* _DIRECTIONS_: Beneath this task are records; count the lines among them that contain the word "unread" and answer with the number only.
------------------------
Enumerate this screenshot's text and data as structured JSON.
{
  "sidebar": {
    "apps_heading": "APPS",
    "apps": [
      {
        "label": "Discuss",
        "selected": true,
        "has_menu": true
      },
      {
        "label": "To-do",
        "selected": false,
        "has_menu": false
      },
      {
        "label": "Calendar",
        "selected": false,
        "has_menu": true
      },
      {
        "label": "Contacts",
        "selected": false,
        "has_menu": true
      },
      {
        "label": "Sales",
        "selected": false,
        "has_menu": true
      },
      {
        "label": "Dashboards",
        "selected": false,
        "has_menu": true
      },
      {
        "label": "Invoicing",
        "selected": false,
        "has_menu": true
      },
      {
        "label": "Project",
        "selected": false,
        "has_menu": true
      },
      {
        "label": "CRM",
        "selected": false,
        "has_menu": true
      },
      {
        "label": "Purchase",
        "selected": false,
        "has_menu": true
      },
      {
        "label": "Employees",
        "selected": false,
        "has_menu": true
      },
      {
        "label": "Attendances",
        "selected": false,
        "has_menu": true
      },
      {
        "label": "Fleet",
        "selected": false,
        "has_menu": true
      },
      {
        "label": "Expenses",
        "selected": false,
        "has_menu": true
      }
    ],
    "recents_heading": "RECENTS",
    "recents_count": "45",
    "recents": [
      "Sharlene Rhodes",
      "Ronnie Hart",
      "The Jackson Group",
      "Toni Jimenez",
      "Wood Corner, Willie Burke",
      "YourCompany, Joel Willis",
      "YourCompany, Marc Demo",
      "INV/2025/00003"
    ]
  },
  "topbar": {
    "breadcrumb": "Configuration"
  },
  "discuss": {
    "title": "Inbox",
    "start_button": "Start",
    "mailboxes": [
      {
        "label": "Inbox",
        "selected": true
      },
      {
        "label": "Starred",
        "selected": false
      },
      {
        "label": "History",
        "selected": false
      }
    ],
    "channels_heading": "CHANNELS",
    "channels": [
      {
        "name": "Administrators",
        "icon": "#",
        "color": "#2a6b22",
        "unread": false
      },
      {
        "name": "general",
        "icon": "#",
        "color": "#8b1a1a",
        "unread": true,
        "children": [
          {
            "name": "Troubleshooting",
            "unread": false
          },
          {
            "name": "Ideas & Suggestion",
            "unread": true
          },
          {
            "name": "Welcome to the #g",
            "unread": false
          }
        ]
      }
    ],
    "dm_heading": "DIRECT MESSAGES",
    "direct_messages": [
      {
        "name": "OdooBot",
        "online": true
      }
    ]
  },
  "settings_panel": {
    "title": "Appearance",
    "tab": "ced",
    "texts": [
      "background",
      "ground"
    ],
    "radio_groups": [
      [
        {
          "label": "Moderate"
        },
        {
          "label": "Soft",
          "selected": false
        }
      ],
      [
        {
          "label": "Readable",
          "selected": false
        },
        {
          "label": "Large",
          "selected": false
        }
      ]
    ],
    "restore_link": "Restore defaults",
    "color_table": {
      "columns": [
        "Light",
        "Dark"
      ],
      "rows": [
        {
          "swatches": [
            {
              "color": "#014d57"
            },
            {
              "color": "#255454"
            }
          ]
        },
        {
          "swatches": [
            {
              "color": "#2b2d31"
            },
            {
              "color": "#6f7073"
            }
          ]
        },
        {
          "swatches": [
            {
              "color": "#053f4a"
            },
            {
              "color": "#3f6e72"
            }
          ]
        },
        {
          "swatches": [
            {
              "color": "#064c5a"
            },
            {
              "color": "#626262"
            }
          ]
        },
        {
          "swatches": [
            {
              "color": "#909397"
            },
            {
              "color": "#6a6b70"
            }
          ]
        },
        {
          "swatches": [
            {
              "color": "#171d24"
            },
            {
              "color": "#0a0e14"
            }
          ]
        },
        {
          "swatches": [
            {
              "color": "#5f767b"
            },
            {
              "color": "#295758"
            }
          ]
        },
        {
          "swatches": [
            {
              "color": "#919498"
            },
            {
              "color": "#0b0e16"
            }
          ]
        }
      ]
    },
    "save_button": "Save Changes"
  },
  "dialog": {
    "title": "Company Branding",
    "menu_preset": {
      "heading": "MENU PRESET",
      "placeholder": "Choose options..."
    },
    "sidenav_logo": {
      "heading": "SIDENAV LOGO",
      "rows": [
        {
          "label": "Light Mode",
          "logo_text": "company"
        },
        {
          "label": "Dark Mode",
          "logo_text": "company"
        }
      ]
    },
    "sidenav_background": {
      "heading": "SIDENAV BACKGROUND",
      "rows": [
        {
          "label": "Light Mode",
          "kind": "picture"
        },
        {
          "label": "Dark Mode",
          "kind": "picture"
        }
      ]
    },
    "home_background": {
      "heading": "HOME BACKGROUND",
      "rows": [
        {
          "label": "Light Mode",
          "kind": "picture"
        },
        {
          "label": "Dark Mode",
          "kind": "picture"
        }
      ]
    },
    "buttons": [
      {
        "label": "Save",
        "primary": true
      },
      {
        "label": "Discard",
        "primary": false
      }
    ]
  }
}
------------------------
* _WRITTEN SOLUTION_: 5